Despite the title, this is probably actually a question in linear algebra or algebraic geometry. Let me write the question(s) first, before I explain the background.

**Problems**

Let $h^{\mu\nu}_{ij}$ represent a map from $\mathbb{R}^4\otimes\mathbb{R}^4$ to $\mathbb{R}^2\otimes\mathbb{R}^2$ (here $\mu\nu$ are indices in the $\mathbb{R}^4$ directions, and $ij$ are in $\mathbb{R}^2$ directions). We shall assume that $h$ is symmetric swapping the $\mu,\nu$ indices and also symmetric swapping the $i,j$ indices. Then for any $\xi_\mu$ in $\mathbb{R}^4$, the object $H(\xi):= h^{\mu\nu}_{ij}\xi_\mu\xi_\nu$ is a symmetric bilinear form on $\mathbb{R}^2$. We say that $\xi$ is characteristic if $H(\xi)$ is degenerate. In other words, $\xi$ is characteristic if $\det(H(\xi)) = 0$.

Since $H(\xi)$ is quadratic in $\xi$, the determinant is an 8th degree homogeneous polynomial in $\xi$. Furthermore, by definition if $\xi$ is characteristic, so is $-\xi$. Observe also that in general the characteristic set will have multiple sheets.

*Question 1, very specific*

~~Does there exist an $h$ such that the characteristic surface is given by $\xi_1^4 + \xi_2^4 + \xi_3^4 - \xi_4^4 = 0$? ~~

*Question 2, slightly more general*

In general are there any obstructions to having a sheet of the characteristic surface described by the zero set of an irreducible (over the reals) polynomial of degree strictly higher than 2?

*Question 3, even more general*

What if we relax the condition on $h$ so that it is a map from $\mathbb{R}^m\otimes\mathbb{R}^m$ to $\mathbb{R}^d\otimes\mathbb{R}^d$ with the same symmetric properties.

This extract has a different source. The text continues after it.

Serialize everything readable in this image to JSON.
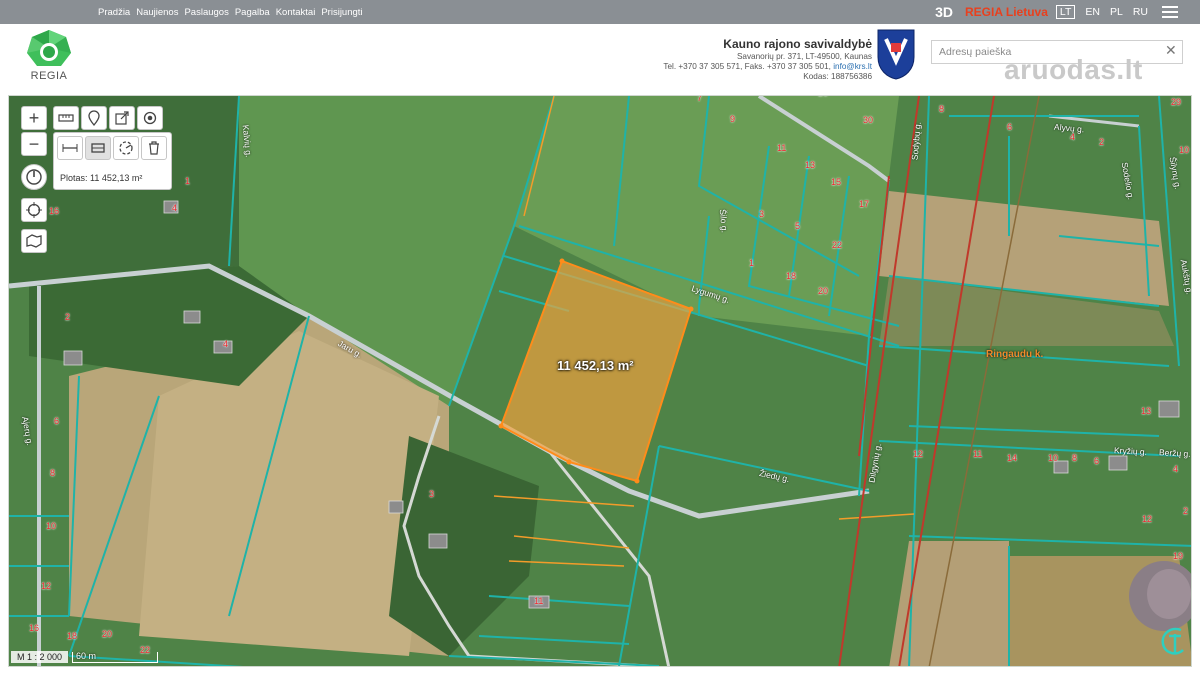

Define $H(\xi)$ analogously. Can a sheet of the characteristic surface have algebraic degree more than 2?

I'm particularly interested in concrete examples.

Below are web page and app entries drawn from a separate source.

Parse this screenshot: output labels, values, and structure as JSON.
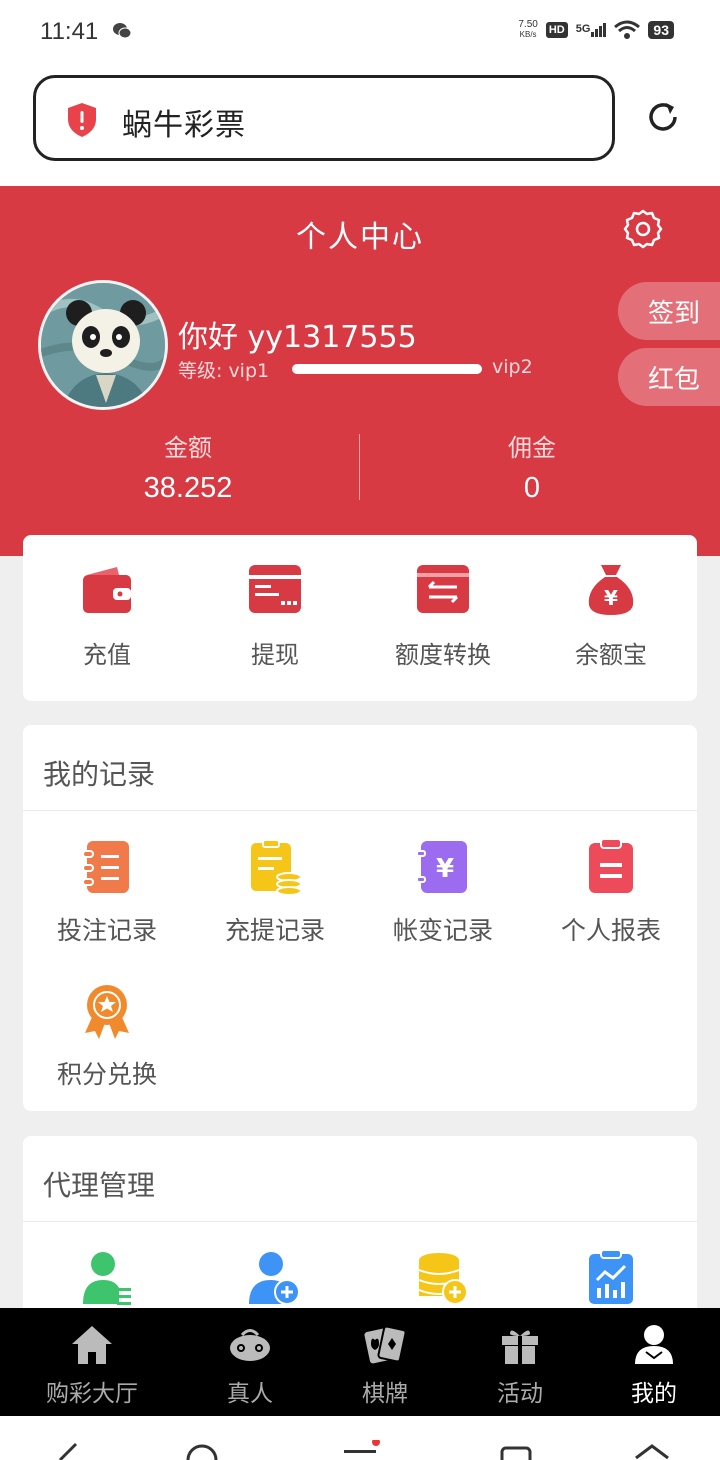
{
  "status_bar": {
    "time": "11:41",
    "speed_top": "7.50",
    "speed_bottom": "KB/s",
    "hd": "HD",
    "network": "5G",
    "battery": "93"
  },
  "browser": {
    "url_title": "蜗牛彩票"
  },
  "header": {
    "title": "个人中心",
    "greeting": "你好 yy1317555",
    "level_label": "等级: vip1",
    "level_next": "vip2",
    "level_progress": 1.0,
    "checkin": "签到",
    "red_packet": "红包",
    "balance_label": "金额",
    "balance_value": "38.252",
    "commission_label": "佣金",
    "commission_value": "0"
  },
  "quick_actions": [
    {
      "label": "充值",
      "icon": "wallet-icon",
      "color": "#d83a44"
    },
    {
      "label": "提现",
      "icon": "card-icon",
      "color": "#d83a44"
    },
    {
      "label": "额度转换",
      "icon": "transfer-icon",
      "color": "#d83a44"
    },
    {
      "label": "余额宝",
      "icon": "money-bag-icon",
      "color": "#d83a44"
    }
  ],
  "records": {
    "title": "我的记录",
    "items": [
      {
        "label": "投注记录",
        "icon": "bet-record-icon",
        "color": "#f07a4a"
      },
      {
        "label": "充提记录",
        "icon": "deposit-record-icon",
        "color": "#f5c518"
      },
      {
        "label": "帐变记录",
        "icon": "account-change-icon",
        "color": "#9b6bf0"
      },
      {
        "label": "个人报表",
        "icon": "report-icon",
        "color": "#ee4b5a"
      },
      {
        "label": "积分兑换",
        "icon": "medal-icon",
        "color": "#f08a2c"
      }
    ]
  },
  "agent": {
    "title": "代理管理",
    "items": [
      {
        "icon": "agent-user-list-icon",
        "color": "#3ec46d"
      },
      {
        "icon": "add-user-icon",
        "color": "#3d94f6"
      },
      {
        "icon": "coins-icon",
        "color": "#f5c518"
      },
      {
        "icon": "chart-report-icon",
        "color": "#3d94f6"
      }
    ]
  },
  "tabs": [
    {
      "label": "购彩大厅",
      "icon": "home-icon"
    },
    {
      "label": "真人",
      "icon": "gamepad-icon"
    },
    {
      "label": "棋牌",
      "icon": "cards-icon"
    },
    {
      "label": "活动",
      "icon": "gift-icon"
    },
    {
      "label": "我的",
      "icon": "user-icon",
      "active": true
    }
  ]
}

**Motivation**

This comes from the study of hyperbolic systems partial differential equations. Recall that a second degree partial differential equation $$ h^{\mu\nu}_{ij} \partial_\mu\partial_\nu u^i = 0 $$ is said to be strictly hyperbolic in the direction of $e_\mu$ if the characteristic polynomial (a polynomial in $t$) $\det(H(x_\mu - te_\mu))$ is hyperbolic for any fixed $x_\mu$ linearly independent from $e_\mu$ and that the roots are distinct (it is enough that the second condition only holds for all by finitely many $x_\mu$ modulo $e_\mu$).

The classical examples for strictly hyperbolic systems (wave equation, crystal optics, etc) all have the sheets of the characteristic surfaces being linearly transformed versions of the standard quadratic double cone: in other words there exists a basis of $\mathbb{R}^m$ such that a sheet is given by $\sum_{i = 1}^{m-1} e_i^2 - e_m^2 = 0$.

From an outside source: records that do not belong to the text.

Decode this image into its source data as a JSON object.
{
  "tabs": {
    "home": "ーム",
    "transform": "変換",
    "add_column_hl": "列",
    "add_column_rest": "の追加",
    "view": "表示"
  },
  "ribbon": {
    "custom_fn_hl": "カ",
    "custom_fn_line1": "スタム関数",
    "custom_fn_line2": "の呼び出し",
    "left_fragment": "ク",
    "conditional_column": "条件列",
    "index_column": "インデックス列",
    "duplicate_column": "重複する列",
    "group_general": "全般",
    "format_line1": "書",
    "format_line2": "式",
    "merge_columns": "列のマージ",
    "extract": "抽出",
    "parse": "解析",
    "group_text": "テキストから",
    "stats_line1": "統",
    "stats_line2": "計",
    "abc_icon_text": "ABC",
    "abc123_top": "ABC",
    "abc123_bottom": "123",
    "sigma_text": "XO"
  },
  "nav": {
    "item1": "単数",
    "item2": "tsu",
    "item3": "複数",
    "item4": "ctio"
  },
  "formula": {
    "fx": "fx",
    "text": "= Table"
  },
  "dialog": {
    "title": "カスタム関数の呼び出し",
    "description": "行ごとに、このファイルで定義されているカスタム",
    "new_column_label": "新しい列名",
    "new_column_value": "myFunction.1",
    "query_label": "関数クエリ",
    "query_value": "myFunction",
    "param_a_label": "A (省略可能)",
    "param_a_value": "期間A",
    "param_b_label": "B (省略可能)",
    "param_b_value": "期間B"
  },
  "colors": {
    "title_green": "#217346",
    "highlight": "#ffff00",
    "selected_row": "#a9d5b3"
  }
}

I am guessing that for strictly hyperbolic systems in fact all sheets must be of this form due to homogeneity (though please let me know if I am wrong).

So my question is: is it possible for a non-strictly hyperbolic system (but one still hyperbolic) where some of the sheets have higher multiplicity to not come from "the square of a quadratic sheet" but from a genuinely quartic or higher polynomial?

**Postscript**

Please do let me know if you need any clarification on my question. Thanks.

**Update**

I struck out question 1 for the following reason: in view of my motivation from hyperbolic polynomials arising from second order PDEs, the answer is negative. The argument is thus: for a hyperbolic system of PDEs, the time-like direction $\xi_4$ should have its corresponding $h^{44}_{ij}$ negative definite, whereas the space-like directions $\xi_1,\xi_2,\xi_3$ should have their corresponding $h^{aa}_{ij}$ positive definite. A simple computation shows that the coefficient to the $\xi_a^4$ term in $\det H(\xi)$ must be $\det h^{aa}_{ij}$. If the target space is two dimensional, both positive definite and negative definite matrices have positive determinants. So for any hyperbolic polynomial arising from a second order system of PDEs, the coefficients for $\xi_a^4$ must be positive.